Monday, January 19, 2009

Presidential Platforms: Paul Korczyk

Alex's platform is still not up (although I am now greeted by a nice profile shot, so as long as I see his right side, I'll recognize him), so I'm moving on to looking at Paul's. I was interested by the contrast of issues I found discussed on his website. Here I'm hoping to highlight some of the strengths and weaknesses, as I see them.

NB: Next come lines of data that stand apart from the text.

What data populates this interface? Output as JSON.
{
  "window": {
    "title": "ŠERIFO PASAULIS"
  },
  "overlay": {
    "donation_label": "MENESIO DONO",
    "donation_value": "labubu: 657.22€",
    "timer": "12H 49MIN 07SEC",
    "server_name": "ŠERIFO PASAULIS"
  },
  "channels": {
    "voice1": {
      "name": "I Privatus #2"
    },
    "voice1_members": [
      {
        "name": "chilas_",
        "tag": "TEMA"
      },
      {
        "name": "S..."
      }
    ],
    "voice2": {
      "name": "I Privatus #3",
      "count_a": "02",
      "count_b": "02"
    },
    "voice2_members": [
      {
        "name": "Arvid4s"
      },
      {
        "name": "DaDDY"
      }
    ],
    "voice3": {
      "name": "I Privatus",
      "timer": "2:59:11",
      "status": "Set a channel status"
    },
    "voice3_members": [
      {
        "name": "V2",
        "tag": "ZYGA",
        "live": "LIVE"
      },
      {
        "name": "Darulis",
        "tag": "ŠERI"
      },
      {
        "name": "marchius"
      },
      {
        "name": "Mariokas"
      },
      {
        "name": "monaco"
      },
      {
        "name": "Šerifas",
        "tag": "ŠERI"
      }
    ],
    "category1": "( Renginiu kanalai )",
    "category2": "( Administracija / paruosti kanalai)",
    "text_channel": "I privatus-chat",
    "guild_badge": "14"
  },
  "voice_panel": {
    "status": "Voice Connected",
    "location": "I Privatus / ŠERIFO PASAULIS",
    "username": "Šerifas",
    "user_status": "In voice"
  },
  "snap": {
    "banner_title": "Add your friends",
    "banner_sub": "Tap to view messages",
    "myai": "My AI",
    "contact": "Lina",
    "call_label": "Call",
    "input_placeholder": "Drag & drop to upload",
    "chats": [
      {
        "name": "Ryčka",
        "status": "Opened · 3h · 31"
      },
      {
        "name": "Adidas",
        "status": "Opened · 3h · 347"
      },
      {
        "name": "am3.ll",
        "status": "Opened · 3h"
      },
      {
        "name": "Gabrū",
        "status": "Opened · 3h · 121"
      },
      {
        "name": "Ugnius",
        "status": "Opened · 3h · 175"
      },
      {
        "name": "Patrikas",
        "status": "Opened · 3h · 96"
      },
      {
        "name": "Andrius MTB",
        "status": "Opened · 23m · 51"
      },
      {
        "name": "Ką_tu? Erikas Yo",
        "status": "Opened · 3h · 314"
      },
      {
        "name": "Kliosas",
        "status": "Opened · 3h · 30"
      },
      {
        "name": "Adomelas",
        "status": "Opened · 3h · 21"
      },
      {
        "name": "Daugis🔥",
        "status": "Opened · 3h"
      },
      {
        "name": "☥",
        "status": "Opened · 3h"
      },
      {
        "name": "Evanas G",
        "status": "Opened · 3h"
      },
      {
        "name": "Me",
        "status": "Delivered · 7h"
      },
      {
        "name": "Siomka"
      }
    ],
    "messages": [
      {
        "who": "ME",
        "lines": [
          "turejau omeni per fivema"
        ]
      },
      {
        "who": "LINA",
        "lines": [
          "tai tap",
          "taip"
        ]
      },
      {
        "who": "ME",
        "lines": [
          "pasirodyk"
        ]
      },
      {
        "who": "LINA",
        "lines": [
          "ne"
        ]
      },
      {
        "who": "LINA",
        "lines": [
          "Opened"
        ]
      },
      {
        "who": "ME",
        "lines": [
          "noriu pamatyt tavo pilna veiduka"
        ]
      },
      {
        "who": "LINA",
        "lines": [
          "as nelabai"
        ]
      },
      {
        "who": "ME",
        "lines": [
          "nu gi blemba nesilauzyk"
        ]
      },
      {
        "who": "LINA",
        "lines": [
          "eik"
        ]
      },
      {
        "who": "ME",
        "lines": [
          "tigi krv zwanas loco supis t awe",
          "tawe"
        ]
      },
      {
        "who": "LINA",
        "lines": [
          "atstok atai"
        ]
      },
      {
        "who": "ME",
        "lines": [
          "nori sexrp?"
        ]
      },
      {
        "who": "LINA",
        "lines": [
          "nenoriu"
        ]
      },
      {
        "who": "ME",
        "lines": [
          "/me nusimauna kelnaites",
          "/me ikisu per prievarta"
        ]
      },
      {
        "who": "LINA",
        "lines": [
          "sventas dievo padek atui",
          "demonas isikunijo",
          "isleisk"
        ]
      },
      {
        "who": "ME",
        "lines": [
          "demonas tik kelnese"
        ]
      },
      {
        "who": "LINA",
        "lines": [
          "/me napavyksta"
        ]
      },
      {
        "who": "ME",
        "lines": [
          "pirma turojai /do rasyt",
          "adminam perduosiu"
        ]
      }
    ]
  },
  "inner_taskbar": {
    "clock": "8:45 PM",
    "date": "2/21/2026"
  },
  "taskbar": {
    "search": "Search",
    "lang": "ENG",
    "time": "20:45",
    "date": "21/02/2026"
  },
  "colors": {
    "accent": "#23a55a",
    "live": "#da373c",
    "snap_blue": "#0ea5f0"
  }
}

The first thing I really noticed was a lack of breadth in terms of the issues discussed. More than half of the platform (which contains 5 points) talks about student involvement on campus. The platform almost entirely neglects issues that students are concerned about- things like housing, tuition/other fees, etc. However, that's not to say that the platform doesn't have its good ideas. The first point of the platform- that of Communication- actually lays out some good ideas in terms of how to get students informed about some of the issues. Things like going to residences or blogging about the goings on in the AMS strike me as a good idea. I'm not sure how big of an audience the AMS elections attract, however, and I would conjecture that even fewer people would come out to get updates about the AMS. This issue also sort of ties in to the issue of student involvement on campus. While that's a separate blog post, I do think that the idea of having the AMS collaborate with other student societies to put on events is a good one- it's not something that I can recall having happened off the top of my head. The one problem I have is that there doesn't seem to be a complete understanding of the challenges involved with, for instance, reinstating the ACF, or with getting the students who are already disinterested in what's going at the university to pay attention to some of the issues. The bigger problem is that too much attention is focused on student involvement at the expense of bigger issues that the president would have more control over. Thus, while the platform has some good ideas that would be easy to implement, it lacks knowledge of the AMS, how it works, and of broader issues concerning both the students and the university.